#### Exercise details:
Using the data below, copy each line that includes the word "title".

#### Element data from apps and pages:
+ + +

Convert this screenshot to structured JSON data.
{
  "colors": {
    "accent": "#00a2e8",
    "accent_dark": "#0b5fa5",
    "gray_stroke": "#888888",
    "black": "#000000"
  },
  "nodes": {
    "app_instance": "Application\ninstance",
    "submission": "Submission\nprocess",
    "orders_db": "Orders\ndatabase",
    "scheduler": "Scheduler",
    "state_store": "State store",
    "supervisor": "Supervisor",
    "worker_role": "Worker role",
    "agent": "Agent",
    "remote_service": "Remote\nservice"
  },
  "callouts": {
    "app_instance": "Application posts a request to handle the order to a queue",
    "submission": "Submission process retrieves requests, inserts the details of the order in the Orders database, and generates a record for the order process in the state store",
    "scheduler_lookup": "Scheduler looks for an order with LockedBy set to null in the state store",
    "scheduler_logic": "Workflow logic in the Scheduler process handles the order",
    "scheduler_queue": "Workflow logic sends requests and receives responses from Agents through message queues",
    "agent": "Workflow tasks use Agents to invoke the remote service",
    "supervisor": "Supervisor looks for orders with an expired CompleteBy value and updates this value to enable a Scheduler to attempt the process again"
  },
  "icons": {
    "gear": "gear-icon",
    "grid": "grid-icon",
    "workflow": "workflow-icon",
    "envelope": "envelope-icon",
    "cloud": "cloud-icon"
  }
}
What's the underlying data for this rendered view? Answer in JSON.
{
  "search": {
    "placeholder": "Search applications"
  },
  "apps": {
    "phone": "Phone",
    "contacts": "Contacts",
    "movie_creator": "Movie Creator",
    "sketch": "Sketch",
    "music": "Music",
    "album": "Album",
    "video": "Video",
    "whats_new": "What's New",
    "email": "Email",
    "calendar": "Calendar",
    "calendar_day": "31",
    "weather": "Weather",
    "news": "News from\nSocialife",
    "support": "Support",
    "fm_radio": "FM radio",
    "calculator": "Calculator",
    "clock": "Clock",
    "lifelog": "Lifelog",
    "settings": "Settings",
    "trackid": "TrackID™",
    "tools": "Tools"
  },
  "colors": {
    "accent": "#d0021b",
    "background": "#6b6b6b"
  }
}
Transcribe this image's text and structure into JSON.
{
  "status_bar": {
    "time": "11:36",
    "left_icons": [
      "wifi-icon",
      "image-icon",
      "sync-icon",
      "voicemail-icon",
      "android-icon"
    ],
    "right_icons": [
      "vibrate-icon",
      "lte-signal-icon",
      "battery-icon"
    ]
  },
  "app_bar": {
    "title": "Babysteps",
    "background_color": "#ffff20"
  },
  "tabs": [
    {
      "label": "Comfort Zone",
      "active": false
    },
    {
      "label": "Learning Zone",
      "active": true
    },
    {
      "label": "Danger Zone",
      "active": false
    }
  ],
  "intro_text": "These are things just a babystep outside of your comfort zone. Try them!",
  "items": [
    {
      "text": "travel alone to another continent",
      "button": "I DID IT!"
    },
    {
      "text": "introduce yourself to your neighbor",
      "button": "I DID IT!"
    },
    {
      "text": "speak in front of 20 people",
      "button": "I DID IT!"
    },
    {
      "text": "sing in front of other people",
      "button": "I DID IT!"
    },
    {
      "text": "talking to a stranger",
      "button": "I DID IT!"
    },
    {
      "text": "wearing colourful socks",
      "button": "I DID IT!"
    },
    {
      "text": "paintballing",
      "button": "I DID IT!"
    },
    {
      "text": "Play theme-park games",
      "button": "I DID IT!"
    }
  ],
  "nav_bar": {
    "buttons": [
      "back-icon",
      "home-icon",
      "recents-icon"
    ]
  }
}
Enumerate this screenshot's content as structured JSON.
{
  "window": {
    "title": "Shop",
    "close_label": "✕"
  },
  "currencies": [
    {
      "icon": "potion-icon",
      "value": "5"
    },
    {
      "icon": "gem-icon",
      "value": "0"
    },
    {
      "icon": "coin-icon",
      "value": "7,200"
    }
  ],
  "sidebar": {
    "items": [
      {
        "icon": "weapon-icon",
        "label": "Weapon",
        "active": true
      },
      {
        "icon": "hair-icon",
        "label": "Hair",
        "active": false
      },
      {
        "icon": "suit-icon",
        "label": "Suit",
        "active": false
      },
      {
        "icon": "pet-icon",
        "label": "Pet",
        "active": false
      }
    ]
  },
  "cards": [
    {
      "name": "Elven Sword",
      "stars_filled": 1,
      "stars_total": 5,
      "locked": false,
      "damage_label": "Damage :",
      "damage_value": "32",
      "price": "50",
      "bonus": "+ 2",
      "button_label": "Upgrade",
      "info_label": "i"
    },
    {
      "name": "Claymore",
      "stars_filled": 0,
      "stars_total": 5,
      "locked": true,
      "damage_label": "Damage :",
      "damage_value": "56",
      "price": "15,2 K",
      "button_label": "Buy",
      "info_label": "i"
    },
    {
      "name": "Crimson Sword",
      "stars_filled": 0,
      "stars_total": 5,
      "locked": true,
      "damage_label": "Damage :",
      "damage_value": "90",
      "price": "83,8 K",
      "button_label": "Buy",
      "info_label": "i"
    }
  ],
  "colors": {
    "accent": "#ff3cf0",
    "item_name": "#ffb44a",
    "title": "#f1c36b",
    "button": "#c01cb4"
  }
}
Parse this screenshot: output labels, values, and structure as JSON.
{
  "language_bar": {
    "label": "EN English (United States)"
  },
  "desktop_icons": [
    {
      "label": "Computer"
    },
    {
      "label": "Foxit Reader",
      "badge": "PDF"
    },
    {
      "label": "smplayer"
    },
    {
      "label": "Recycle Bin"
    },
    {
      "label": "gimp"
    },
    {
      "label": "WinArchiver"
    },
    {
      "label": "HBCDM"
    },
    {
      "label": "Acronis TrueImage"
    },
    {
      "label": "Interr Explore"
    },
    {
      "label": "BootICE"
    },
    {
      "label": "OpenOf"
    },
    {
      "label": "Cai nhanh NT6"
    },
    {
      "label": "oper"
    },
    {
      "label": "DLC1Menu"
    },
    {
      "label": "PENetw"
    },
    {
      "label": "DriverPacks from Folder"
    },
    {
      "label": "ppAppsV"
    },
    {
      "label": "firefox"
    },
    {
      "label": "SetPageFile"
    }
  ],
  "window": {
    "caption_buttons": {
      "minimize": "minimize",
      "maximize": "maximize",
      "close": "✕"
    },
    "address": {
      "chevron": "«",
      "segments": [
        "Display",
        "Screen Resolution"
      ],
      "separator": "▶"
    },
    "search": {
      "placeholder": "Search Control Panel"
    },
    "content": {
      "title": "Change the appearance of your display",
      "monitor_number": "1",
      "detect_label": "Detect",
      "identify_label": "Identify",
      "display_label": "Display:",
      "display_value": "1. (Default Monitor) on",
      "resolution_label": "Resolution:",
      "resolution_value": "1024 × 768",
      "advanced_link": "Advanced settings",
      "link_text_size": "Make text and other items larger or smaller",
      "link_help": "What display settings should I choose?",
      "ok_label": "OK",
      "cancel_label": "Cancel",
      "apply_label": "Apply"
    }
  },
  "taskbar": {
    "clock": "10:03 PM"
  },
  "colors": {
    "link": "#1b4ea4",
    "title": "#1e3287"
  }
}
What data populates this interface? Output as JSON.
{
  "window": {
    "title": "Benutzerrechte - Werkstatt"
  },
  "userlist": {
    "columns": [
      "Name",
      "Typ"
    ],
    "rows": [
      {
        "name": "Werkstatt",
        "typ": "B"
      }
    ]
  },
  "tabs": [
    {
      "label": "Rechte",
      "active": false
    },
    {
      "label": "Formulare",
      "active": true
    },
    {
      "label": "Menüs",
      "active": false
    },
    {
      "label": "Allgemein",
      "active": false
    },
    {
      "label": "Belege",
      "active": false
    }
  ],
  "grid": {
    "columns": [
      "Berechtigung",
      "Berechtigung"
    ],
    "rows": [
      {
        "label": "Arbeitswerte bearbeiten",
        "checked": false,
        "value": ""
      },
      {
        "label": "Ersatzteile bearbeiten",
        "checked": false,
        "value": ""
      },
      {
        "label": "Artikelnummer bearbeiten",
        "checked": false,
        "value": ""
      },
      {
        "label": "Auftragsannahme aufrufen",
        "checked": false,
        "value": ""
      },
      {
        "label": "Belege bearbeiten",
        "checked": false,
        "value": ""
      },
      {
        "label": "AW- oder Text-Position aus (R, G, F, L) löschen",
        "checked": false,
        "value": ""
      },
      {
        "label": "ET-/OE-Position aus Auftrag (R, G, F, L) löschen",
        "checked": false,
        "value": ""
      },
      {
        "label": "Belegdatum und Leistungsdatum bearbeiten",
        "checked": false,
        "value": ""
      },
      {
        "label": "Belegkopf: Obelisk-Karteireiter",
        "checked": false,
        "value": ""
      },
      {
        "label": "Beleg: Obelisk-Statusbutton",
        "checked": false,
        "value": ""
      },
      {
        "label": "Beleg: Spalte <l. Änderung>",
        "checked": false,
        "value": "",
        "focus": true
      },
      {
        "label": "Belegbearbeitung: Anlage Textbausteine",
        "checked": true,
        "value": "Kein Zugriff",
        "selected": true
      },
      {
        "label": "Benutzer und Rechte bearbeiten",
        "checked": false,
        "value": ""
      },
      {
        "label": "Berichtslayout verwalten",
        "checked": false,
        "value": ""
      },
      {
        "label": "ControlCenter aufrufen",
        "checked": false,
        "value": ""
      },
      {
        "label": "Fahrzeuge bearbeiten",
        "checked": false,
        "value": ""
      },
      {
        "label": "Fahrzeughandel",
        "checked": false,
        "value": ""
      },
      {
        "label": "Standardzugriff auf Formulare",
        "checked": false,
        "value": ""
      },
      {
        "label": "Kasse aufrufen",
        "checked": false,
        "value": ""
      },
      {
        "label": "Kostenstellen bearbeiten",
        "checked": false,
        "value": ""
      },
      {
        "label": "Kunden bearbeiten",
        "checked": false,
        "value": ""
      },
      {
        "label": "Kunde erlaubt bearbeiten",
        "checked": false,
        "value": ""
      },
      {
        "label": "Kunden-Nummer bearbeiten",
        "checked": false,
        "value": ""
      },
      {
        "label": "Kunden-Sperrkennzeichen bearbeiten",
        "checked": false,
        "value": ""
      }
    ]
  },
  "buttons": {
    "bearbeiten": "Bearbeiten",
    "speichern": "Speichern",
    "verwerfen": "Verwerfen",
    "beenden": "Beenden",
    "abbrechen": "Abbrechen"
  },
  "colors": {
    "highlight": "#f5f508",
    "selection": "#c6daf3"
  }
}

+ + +

#### Response box:
    "title": "Babysteps",
    "title": "Shop",
    "title": "#f1c36b",
      "title": "Change the appearance of your display",
    "title": "#1e3287"
    "title": "Benutzerrechte - Werkstatt"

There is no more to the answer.